*** GIVEN INFORMATION Section Begins ***

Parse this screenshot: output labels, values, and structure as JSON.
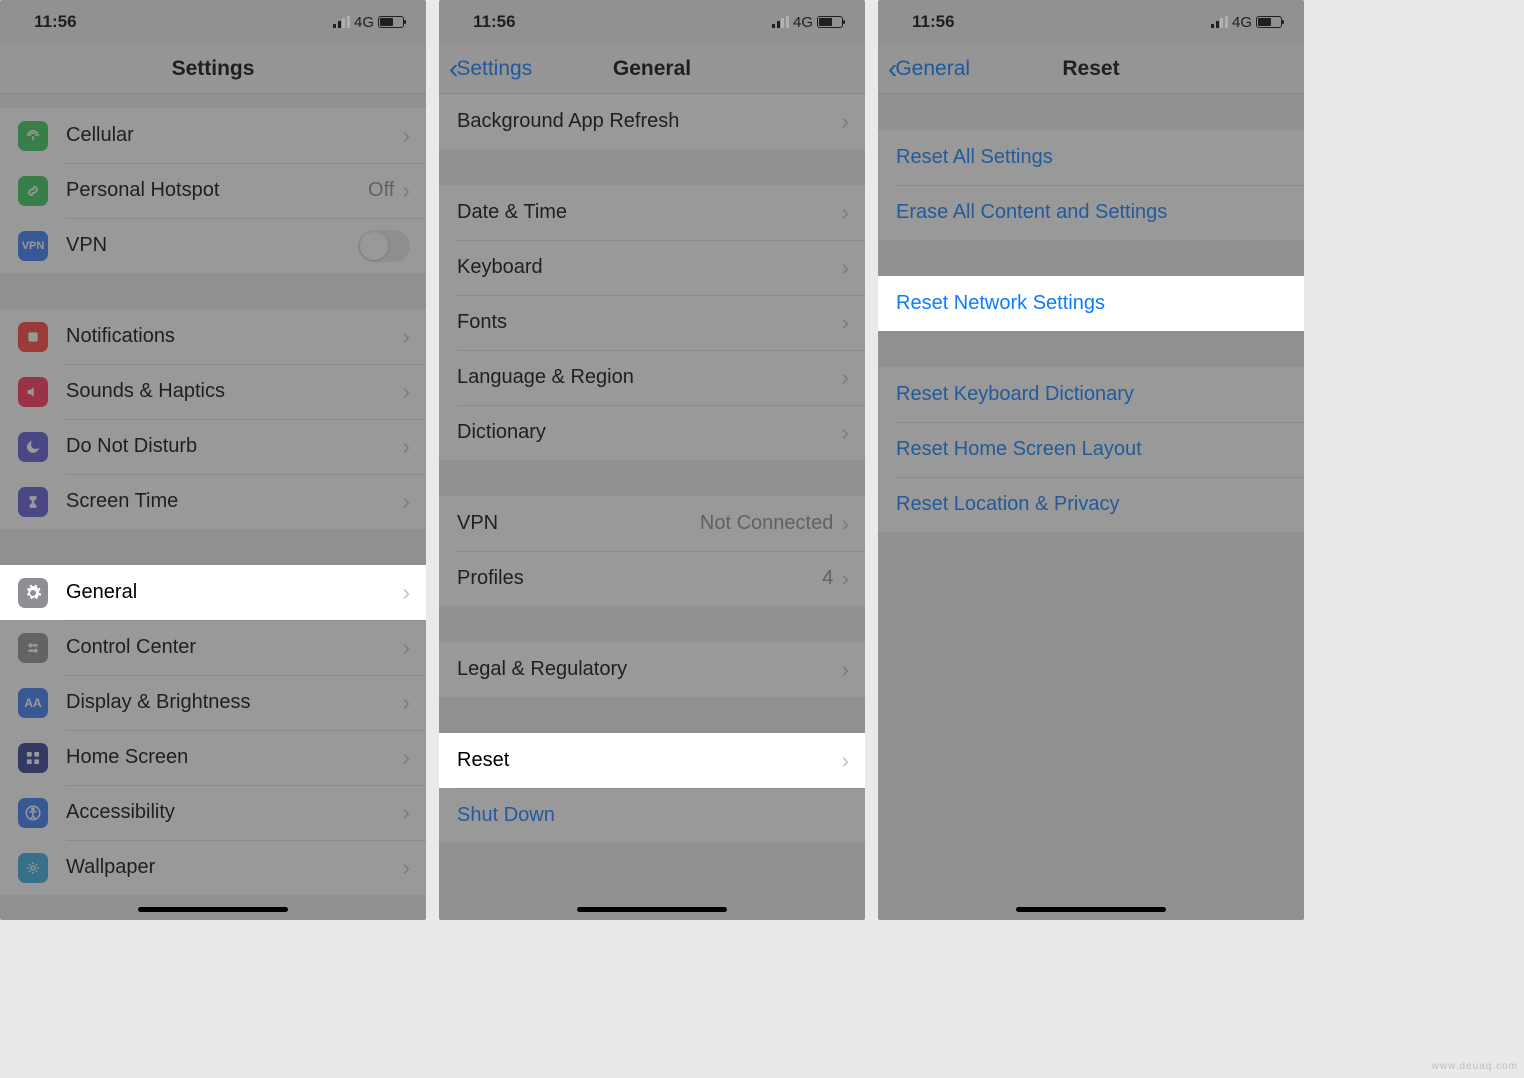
{
  "status": {
    "time": "11:56",
    "net": "4G"
  },
  "phone1": {
    "title": "Settings",
    "rows": {
      "cellular": "Cellular",
      "hotspot": "Personal Hotspot",
      "hotspot_value": "Off",
      "vpn": "VPN",
      "notifications": "Notifications",
      "sounds": "Sounds & Haptics",
      "dnd": "Do Not Disturb",
      "screentime": "Screen Time",
      "general": "General",
      "control": "Control Center",
      "display": "Display & Brightness",
      "home": "Home Screen",
      "access": "Accessibility",
      "wallpaper": "Wallpaper"
    }
  },
  "phone2": {
    "back": "Settings",
    "title": "General",
    "rows": {
      "bgapp": "Background App Refresh",
      "datetime": "Date & Time",
      "keyboard": "Keyboard",
      "fonts": "Fonts",
      "lang": "Language & Region",
      "dictionary": "Dictionary",
      "vpn": "VPN",
      "vpn_value": "Not Connected",
      "profiles": "Profiles",
      "profiles_value": "4",
      "legal": "Legal & Regulatory",
      "reset": "Reset",
      "shutdown": "Shut Down"
    }
  },
  "phone3": {
    "back": "General",
    "title": "Reset",
    "rows": {
      "all": "Reset All Settings",
      "erase": "Erase All Content and Settings",
      "network": "Reset Network Settings",
      "keyboard": "Reset Keyboard Dictionary",
      "homelayout": "Reset Home Screen Layout",
      "location": "Reset Location & Privacy"
    }
  },
  "watermark": "www.deuaq.com"
}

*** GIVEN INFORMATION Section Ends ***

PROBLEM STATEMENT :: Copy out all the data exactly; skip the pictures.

ANSWER FOR THE TASK ::
Parse this screenshot: output labels, values, and structure as JSON.
{
  "status": {
    "time": "11:56",
    "net": "4G"
  },
  "phone1": {
    "title": "Settings",
    "rows": {
      "cellular": "Cellular",
      "hotspot": "Personal Hotspot",
      "hotspot_value": "Off",
      "vpn": "VPN",
      "notifications": "Notifications",
      "sounds": "Sounds & Haptics",
      "dnd": "Do Not Disturb",
      "screentime": "Screen Time",
      "general": "General",
      "control": "Control Center",
      "display": "Display & Brightness",
      "home": "Home Screen",
      "access": "Accessibility",
      "wallpaper": "Wallpaper"
    }
  },
  "phone2": {
    "back": "Settings",
    "title": "General",
    "rows": {
      "bgapp": "Background App Refresh",
      "datetime": "Date & Time",
      "keyboard": "Keyboard",
      "fonts": "Fonts",
      "lang": "Language & Region",
      "dictionary": "Dictionary",
      "vpn": "VPN",
      "vpn_value": "Not Connected",
      "profiles": "Profiles",
      "profiles_value": "4",
      "legal": "Legal & Regulatory",
      "reset": "Reset",
      "shutdown": "Shut Down"
    }
  },
  "phone3": {
    "back": "General",
    "title": "Reset",
    "rows": {
      "all": "Reset All Settings",
      "erase": "Erase All Content and Settings",
      "network": "Reset Network Settings",
      "keyboard": "Reset Keyboard Dictionary",
      "homelayout": "Reset Home Screen Layout",
      "location": "Reset Location & Privacy"
    }
  },
  "watermark": "www.deuaq.com"
}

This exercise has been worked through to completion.